Of 102 Pilgrims that landed November 1620, only half survived till spring - then appeared Squanto.
William Bradford wrote: "Squanto was a native of these parts...one of the few survivors of the plague...
He was carried away with others by one Hunt, a captain of a ship, who intended to sell them for slaves in Spain; but he got away for England, and was received by a merchant in London, employed in Newfoundland... and lastly brought into these parts by a Captain Dermer."
Bradford continued "Squanto stayed with them and was their interpreter...
He showed them how to plant corn, where to take fish and other commodities, and guided them to unknown places....Nor was there a man among them who had ever seen a beaver skin till they were instructed by Squanto."
Bradford wrote that in LATE SEPTEMBER 1622:
"Winds drove their boat in...they could not get round the shoals of Cape Cod...so they put into Manamoick Bay...Here Squanto fell ill of Indian fever, bleeding much at the nose, which the Indians take for a symptom of death...
He begged the Governor to pray for him, that he might go to the Englishmen's God in Heaven...
His death was a great loss."
This is a great story for our children.

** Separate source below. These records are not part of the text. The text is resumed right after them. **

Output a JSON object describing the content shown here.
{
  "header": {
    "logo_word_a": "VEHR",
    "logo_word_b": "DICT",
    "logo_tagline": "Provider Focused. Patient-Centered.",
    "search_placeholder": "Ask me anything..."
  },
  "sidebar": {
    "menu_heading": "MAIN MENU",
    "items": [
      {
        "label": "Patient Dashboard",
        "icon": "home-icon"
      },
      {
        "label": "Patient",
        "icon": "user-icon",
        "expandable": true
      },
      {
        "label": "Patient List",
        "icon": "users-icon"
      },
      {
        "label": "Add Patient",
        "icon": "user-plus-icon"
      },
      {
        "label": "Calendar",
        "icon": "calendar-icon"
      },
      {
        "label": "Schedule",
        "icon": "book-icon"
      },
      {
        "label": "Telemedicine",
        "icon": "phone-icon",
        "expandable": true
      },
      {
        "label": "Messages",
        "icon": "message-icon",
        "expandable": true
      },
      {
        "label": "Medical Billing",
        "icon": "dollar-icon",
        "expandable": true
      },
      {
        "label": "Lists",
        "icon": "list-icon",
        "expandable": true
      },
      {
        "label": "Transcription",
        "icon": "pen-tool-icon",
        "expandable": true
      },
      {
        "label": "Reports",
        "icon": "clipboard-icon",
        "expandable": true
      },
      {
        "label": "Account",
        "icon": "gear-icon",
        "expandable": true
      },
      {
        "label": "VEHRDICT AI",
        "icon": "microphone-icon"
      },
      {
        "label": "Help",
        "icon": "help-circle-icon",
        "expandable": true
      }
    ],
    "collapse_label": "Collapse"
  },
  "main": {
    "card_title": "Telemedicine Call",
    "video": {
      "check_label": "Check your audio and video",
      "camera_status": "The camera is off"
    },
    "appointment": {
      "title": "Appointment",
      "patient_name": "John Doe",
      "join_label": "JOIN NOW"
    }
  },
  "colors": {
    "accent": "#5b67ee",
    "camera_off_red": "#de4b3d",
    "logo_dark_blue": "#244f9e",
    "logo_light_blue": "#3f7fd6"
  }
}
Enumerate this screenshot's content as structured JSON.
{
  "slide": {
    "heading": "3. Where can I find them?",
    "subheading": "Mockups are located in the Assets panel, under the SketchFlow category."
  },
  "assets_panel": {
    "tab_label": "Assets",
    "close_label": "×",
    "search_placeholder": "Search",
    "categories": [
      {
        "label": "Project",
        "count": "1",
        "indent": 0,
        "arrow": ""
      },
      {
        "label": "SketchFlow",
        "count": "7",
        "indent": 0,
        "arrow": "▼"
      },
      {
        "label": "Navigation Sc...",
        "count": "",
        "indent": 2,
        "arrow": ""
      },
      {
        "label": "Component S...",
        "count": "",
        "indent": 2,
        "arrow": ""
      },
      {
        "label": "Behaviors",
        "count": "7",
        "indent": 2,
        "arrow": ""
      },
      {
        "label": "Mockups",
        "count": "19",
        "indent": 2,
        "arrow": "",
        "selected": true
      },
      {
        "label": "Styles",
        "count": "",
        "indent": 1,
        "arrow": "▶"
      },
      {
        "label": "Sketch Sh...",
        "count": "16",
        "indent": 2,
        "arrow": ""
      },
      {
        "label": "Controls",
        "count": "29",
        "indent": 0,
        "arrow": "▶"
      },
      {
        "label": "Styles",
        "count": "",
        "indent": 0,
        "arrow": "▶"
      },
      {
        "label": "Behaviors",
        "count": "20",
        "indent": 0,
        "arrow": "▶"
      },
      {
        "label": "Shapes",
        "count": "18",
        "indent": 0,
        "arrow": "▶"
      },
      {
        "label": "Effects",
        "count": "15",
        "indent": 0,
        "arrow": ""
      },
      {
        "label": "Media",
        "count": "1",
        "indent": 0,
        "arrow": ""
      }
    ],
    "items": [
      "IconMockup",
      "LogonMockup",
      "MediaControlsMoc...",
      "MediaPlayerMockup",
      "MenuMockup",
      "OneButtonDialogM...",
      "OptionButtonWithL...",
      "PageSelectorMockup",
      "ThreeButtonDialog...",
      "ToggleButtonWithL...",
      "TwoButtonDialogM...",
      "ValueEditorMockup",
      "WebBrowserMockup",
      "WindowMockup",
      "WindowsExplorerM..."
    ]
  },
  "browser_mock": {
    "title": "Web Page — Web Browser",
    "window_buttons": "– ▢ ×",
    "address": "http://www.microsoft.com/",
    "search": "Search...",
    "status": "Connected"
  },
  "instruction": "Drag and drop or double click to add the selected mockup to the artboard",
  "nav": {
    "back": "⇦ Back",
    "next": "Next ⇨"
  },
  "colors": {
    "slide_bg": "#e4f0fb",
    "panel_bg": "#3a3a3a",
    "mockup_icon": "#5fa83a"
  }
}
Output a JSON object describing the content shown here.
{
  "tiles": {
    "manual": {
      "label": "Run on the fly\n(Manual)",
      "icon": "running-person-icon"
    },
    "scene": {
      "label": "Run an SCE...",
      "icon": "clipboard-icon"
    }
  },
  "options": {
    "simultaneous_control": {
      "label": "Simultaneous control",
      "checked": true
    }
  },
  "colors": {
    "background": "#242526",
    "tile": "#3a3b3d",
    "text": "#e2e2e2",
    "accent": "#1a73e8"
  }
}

So much is written about how badly we treated the Indians and how awful we were to them. This story is one of mutual trust and respect. I hope this Thanksgiving you will remind your children that Americans and Indians did have good history as well as bad. Since I have a heritage of Native Indian blood...I am grateful for this type of history.
God loves you,